(Petrolytics) - While Chevron's acquisition of Noble Energy certainly feels like a bargain, and it undoubtedly appears that way, the deal could be indicative of a start to larger wave of consolidation. The oil and gas industry a year or two from now will most certainly look different than today. The consequence of such compression will be more formidable majors and less smaller independents. Even more, as Chevron CEO Wirth puts it, "it’s not a great market right now to be selling assets into. I don’t think you’ll see us rushing out to do anything until we feel like we have a decent market for the prospective transactions." Regardless, the acquisition appears to be much more prudent, albeit smaller, than the Oxy-Anadarko deal.
As an aside, we sometimes wonder if the oil patch today is reminiscent of the industry in the 80's and 90's. Perhaps it echos of the past, however, the social climate has changed. And while fossil fuels will most likely remain a staple industry for the foreseeable future, especially as countries in Africa, South America, and Asia industrialize even further, there's mounting pressure from ESG movements to become more generalized energy players. We tend to believe that a lot of this ESG noise is a symptom of a bigger issue - that is, slowing global growth. We hypothesize that the shift to sacrificing returns for global wellbeing is less about social responsibility and more about excusing the lack of growing investment returns. We'll most likely begin to see CEO compensation tied to feel-good metrics like community responsibility, and away from tangible financial metrics of performance. What's ironic, is these financial metrics of performance lead to community wellbeing (jobs, investment, infrastructure, etc). Those leading the ESG movement know this, but need an excuse for the deteriorating investment landscape. Again, our opinion (we support any form of energy that stands on merit).

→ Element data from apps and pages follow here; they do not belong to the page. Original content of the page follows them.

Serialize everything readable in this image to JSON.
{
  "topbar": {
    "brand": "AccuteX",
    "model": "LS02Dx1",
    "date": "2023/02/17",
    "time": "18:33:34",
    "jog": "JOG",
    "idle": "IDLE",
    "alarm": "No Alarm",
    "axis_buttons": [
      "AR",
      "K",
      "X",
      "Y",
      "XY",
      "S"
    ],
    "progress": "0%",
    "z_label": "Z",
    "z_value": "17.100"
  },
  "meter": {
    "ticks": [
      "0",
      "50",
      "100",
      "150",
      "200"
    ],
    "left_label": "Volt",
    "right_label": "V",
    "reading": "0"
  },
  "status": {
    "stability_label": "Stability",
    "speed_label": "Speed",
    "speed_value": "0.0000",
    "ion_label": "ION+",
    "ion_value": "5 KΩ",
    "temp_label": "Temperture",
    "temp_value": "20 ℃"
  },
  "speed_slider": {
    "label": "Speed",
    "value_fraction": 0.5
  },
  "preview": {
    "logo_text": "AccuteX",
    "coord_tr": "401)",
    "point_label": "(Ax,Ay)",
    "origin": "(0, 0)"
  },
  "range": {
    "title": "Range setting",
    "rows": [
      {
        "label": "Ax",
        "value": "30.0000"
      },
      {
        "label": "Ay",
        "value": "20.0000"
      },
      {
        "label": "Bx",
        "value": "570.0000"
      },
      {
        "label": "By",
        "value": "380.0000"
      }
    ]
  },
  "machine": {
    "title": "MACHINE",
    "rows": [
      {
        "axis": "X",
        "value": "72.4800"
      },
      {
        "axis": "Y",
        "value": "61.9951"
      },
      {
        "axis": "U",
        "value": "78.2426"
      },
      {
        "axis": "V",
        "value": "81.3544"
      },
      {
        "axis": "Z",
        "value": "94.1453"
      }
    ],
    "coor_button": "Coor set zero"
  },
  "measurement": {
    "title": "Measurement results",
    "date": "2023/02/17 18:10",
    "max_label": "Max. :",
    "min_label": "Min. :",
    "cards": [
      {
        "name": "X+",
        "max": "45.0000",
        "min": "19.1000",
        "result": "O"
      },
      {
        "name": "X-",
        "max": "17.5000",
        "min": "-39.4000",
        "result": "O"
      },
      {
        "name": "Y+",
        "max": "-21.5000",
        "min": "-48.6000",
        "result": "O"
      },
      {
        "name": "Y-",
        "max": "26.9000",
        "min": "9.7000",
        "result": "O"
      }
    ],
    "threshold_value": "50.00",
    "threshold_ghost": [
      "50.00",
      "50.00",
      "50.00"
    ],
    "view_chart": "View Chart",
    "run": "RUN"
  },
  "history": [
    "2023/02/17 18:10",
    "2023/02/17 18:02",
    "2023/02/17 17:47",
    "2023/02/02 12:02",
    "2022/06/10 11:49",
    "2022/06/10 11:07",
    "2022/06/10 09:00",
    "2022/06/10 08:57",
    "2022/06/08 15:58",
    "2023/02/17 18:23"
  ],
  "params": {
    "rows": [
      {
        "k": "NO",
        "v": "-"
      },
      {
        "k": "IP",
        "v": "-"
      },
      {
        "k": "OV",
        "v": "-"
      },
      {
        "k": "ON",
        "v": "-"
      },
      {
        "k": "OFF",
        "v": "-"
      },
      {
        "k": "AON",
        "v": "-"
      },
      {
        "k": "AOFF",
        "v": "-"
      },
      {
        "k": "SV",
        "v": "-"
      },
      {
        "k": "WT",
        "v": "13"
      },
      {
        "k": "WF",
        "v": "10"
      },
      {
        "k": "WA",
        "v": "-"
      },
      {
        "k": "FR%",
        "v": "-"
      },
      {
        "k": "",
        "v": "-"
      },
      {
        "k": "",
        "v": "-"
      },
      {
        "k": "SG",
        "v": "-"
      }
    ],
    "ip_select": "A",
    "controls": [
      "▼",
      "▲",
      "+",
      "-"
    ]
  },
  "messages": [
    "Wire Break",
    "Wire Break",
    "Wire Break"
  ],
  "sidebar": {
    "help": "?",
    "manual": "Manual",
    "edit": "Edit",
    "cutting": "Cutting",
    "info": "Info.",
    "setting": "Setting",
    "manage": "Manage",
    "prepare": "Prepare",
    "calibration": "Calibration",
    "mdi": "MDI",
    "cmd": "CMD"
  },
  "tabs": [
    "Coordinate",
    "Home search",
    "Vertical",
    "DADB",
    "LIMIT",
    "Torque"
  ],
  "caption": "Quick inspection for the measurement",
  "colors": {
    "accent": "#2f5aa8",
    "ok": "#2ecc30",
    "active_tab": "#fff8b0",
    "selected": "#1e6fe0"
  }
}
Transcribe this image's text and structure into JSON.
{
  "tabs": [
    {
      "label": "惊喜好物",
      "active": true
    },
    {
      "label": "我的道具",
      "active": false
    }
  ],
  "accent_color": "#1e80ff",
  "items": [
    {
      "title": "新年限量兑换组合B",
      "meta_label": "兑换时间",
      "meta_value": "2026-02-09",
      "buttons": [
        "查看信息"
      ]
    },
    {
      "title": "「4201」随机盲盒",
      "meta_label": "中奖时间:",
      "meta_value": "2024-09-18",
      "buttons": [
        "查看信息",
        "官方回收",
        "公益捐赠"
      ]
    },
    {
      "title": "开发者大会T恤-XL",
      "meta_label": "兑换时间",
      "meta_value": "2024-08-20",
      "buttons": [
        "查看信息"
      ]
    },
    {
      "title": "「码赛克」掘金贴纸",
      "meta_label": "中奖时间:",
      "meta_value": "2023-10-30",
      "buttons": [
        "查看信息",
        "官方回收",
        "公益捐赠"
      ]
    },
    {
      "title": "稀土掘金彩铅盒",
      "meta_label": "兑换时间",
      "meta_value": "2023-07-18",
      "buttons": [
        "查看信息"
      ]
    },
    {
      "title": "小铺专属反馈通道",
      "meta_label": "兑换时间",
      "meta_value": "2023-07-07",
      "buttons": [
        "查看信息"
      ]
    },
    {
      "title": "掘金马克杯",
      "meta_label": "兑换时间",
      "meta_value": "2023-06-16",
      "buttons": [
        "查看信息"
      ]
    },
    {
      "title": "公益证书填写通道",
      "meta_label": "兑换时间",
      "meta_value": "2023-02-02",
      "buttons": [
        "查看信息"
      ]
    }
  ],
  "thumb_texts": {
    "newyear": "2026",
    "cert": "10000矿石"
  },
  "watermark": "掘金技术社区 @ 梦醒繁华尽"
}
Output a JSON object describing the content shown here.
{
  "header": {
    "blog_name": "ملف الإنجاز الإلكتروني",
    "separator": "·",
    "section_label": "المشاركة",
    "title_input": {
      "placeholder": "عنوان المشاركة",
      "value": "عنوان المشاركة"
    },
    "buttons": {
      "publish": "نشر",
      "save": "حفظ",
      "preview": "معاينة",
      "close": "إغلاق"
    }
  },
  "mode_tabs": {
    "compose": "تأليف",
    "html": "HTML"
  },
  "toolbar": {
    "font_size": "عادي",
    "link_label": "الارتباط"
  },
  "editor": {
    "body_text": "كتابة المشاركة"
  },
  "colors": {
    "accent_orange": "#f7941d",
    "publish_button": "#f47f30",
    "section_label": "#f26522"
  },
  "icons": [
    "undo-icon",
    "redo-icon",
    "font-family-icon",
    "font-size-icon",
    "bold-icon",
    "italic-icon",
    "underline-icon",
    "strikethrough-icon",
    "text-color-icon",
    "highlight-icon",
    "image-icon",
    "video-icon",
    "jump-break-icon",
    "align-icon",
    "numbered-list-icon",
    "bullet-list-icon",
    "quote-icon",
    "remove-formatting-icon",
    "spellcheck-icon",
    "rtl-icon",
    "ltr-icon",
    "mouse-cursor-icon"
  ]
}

Enough of the tangent (we'll devote a post to ESG), below are an assortment of links to get you through the morning:
In any case, time will tell who will survive, but the industry needs to evolve (or end up like Blockbuster and Kodak). In our opinion, it needs to change in a way that maintains cheap, value-accretive, and easily accessible energy to those who need it most (cough, natural gas, cough). The human factor is absolutely priority number one. In closing, we highly recommend the** Switch Energy Alliance's** pragmatic approach to the ever-changing energy landscape.